Emotion, yet peace.
Ignorance, yet knowledge.
Passion, yet serenity.
Chaos, yet harmony.
Death, yet the Force.
To me, this phrasing changes possible interpretations quite a bit. It is not saying that one thing should be eliminated in favor of the other. To me this seems to be saying that these things exist alongside each other. And more to the point, it suggests that to understand (or achieve) one, you have to understand the other. So to me, each one breaks down like this...
Emotion exists, every living being experiences it. There are good and bad things about it, but if you know yourself and how you feel and know others and how they feel, you can achieve peace, both within yourself and with others. It means that you can recognize the source of emotions and choose not to act on the bad ones- realizing them for what they are and not letting them dominate your actions.
Ignorance is a simple one. In order to learn you have to realize how much you do NOT know and open your mind to the teachings of the world and others. You should be willing to look past what is 'known'—question authority, as it were. Its all very Socratic, to me.
Passion is not a bad thing. It is what drives people to pursue the interests they have. Taken to extremes, it can be very harmful- turning to obsession. But as with emotion, if you understand what drives you and others, you can achieve serenity in your actions and help guide others to a 'healthy balance' in their own lives.
Chaos is a bit metaphysical, I believe. I'd say that part of it has to do with change. Nothing in the universe remains static. But change in and of itself is a 'constant', and one that must be accepted. People should change with their times, constantly striving towards a 'harmony' with their world, even as it becomes 'alien' to them. I also think this may speak about the much larger issue of a 'master plan' behind the seeming chaos of life. The fact that there are cycles and patterns to things that may at first seem completely random. I could also wrap up the whole issue of 'fate' into this, unseen forces working behind the scenes to bring people into certain places at certain times.
Death. This one is pretty self explanatory to. Physical life ends. But there is a world beyond. The spirit continues within the Force.

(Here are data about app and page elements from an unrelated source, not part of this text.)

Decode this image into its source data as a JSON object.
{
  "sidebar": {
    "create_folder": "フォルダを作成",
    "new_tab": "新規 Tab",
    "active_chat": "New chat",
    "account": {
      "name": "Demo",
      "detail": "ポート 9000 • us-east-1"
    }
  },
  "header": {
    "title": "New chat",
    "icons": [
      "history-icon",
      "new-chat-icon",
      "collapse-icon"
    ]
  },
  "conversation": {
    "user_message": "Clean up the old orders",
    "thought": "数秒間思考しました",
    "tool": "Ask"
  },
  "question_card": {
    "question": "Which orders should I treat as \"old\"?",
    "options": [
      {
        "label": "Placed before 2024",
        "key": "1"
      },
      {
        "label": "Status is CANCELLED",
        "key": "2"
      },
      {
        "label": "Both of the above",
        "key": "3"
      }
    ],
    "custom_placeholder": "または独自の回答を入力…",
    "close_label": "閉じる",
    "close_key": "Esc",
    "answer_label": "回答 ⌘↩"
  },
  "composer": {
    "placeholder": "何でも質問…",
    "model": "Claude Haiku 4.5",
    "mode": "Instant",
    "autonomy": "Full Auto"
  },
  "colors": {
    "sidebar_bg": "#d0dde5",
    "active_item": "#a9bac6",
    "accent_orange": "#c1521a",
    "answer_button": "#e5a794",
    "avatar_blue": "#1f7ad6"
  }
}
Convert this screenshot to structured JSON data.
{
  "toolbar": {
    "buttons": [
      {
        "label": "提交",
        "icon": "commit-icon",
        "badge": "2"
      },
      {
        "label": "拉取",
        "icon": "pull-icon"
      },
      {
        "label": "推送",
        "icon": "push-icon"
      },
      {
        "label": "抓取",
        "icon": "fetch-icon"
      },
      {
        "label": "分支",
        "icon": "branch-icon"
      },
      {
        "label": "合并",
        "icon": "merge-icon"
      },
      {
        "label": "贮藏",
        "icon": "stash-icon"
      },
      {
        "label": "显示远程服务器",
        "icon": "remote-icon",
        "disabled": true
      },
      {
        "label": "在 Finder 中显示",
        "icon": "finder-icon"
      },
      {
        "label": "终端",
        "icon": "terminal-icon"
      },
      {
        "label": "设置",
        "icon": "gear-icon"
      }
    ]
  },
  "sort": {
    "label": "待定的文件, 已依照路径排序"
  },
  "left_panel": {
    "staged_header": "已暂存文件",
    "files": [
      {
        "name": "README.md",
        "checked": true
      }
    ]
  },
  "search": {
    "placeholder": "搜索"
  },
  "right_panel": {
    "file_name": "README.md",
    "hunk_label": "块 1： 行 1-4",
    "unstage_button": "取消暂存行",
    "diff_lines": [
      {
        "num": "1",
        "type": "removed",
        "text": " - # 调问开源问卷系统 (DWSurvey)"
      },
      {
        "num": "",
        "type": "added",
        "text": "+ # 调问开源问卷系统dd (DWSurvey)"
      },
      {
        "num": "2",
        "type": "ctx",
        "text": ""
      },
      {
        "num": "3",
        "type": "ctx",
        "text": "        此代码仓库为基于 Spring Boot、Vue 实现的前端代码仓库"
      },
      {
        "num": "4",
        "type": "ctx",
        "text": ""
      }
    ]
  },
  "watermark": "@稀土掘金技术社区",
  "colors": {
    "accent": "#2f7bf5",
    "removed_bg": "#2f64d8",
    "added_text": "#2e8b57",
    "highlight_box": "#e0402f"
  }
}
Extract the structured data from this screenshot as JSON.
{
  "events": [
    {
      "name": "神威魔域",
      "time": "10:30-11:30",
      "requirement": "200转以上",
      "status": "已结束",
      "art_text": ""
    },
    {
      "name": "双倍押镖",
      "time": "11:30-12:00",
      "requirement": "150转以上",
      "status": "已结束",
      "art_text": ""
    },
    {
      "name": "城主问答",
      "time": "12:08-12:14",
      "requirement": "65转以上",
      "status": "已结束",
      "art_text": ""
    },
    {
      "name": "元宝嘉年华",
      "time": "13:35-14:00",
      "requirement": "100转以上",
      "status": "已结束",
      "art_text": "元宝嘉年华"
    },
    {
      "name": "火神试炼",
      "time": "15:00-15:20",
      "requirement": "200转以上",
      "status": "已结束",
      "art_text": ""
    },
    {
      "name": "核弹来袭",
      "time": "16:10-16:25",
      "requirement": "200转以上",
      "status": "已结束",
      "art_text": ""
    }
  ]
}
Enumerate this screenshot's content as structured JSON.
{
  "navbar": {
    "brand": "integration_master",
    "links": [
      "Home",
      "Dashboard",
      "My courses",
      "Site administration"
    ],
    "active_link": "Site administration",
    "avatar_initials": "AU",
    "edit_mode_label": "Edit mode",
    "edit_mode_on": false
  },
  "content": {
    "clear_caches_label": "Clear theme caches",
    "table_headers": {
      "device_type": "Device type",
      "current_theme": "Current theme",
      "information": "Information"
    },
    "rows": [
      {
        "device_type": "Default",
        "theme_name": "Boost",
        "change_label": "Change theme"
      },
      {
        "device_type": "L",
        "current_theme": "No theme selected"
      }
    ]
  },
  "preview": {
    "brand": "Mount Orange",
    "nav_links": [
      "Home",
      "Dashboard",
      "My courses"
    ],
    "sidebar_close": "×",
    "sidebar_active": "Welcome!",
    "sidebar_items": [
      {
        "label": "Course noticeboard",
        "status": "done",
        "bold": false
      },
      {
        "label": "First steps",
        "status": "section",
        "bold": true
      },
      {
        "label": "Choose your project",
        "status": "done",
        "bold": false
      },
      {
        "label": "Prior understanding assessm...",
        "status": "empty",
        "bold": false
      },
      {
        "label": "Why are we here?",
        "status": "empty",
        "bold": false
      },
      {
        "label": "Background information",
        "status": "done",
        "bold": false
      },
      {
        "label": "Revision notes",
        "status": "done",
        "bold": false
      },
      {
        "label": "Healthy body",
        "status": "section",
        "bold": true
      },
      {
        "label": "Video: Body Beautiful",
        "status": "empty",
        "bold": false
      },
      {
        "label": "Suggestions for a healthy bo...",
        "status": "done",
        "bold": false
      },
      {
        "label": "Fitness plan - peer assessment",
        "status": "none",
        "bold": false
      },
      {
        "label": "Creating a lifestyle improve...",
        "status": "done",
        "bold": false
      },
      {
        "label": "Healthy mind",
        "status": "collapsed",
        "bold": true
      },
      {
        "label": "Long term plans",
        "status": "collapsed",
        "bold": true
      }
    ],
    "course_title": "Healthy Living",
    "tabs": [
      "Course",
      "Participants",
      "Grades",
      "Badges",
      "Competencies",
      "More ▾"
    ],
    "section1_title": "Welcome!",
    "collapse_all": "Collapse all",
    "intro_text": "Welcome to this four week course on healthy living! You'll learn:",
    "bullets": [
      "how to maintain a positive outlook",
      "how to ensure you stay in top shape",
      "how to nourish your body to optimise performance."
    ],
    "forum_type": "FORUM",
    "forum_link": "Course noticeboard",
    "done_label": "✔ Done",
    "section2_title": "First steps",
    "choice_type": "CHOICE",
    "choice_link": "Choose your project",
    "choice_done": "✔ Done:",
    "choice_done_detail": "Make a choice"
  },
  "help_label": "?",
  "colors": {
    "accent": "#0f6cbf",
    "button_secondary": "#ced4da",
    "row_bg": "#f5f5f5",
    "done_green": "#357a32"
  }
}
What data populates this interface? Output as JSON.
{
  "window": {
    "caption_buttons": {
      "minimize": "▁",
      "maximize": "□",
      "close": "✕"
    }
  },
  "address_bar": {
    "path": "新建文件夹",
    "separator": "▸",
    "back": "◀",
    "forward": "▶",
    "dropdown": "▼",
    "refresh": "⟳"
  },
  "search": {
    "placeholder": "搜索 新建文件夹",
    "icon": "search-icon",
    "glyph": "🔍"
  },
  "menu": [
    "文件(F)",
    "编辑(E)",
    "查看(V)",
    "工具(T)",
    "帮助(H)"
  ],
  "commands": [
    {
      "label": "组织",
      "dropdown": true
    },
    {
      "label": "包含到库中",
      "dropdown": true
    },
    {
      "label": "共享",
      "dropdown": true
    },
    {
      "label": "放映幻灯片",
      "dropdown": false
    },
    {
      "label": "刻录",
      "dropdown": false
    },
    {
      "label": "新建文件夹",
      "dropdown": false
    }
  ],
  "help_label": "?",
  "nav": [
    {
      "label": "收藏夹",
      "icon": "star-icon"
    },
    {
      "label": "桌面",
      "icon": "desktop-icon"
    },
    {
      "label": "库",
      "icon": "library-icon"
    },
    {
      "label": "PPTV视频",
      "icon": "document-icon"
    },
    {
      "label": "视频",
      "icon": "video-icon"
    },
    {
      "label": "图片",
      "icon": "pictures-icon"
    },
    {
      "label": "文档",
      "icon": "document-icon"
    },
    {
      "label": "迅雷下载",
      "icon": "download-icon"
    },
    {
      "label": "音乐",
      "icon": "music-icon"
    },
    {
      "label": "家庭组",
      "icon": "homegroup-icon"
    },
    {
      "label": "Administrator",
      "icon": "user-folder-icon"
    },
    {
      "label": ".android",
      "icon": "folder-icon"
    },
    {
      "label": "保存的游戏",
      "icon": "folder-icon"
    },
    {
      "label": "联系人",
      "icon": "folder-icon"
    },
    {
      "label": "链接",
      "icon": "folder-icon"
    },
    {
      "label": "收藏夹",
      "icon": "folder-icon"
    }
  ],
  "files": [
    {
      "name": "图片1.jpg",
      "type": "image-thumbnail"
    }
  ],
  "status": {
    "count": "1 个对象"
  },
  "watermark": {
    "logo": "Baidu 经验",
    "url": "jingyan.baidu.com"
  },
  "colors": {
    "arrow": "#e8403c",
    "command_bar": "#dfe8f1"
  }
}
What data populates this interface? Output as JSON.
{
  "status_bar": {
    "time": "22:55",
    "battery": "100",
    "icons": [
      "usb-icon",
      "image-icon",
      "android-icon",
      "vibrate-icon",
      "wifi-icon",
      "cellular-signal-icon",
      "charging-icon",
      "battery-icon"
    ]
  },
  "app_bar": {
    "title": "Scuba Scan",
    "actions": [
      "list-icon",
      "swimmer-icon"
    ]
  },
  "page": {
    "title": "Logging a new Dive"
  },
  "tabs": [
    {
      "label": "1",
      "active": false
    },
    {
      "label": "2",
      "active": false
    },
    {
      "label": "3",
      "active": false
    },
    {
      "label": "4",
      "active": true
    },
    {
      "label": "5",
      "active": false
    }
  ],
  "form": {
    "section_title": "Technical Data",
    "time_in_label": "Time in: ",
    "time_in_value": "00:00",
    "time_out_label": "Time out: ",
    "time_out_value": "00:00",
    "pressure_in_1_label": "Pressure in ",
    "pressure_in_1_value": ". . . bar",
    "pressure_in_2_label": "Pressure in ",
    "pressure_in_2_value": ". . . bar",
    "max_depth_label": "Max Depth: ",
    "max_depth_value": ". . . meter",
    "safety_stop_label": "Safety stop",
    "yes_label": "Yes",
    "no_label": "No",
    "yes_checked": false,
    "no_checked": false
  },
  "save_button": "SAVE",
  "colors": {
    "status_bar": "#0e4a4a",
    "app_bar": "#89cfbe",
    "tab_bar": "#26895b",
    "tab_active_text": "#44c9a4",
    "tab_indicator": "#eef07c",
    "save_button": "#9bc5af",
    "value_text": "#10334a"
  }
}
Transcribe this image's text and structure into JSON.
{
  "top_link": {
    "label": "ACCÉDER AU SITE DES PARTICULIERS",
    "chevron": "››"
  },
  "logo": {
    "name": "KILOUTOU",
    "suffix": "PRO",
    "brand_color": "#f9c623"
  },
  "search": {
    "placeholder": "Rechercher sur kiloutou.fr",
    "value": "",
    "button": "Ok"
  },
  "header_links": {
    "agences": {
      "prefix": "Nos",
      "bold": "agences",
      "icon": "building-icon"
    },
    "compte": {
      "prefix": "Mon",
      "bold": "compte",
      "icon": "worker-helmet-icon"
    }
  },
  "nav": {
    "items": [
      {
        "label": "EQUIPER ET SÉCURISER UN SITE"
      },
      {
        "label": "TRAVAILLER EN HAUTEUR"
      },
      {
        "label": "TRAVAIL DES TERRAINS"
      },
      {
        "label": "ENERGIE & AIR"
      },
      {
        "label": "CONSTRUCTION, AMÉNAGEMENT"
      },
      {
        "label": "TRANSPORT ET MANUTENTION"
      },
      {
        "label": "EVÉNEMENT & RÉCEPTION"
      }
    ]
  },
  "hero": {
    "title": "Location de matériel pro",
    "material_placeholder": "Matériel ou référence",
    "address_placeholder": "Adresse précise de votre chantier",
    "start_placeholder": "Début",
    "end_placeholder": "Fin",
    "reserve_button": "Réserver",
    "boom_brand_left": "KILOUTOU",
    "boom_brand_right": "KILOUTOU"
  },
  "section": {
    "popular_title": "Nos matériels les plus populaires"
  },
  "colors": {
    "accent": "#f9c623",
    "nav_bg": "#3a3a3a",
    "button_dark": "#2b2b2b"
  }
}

Overall, this earlier phrasing of the code seemed to suggest a Jedi Order that was much more a part of the Galaxy in which it existed. And in my campaign, this is the tact that the 'reborn' Jedi Order is taking. They aren't detached. They have friends, families and 'normal' lives. I can't think of a better way to keep someone 'grounded' than to have all these connections and 'reasons' to do their job. High-minded ideals are great and all, but without anything real to support them, they're just words.
Again, this is just my take on the whole thing, but I like to think it makes sense. Before I go, I want to talk about the Expanded Universe addendum to this code, supposedly initiated by Luke Skywalker in the New Jedi Order novels:
Jedi are the guardians of peace in the galaxy.
Jedi use their powers to defend and to protect.
Jedi respect all life, in any form.
Jedi serve others rather than ruling over them, for the good of the galaxy.
Jedi seek to improve themselves through knowledge and training.
For once, the EU seems to have given me something I don't hate. All of these statements are pretty much along the lines I can see the Jedi taking. They aren't particularly original, however, since they're pretty much the same things folks said in the prequels, but still, its not bad to reiterate a mandate.
Oh, and P.S. It may first seem hypocritical for Luke to say the "ruling over them" clause, since his sister was Chancellor of the New Republic, but in a democratic government (or a well functioning one, at least), elected officials are SERVANTS of the people, not masters.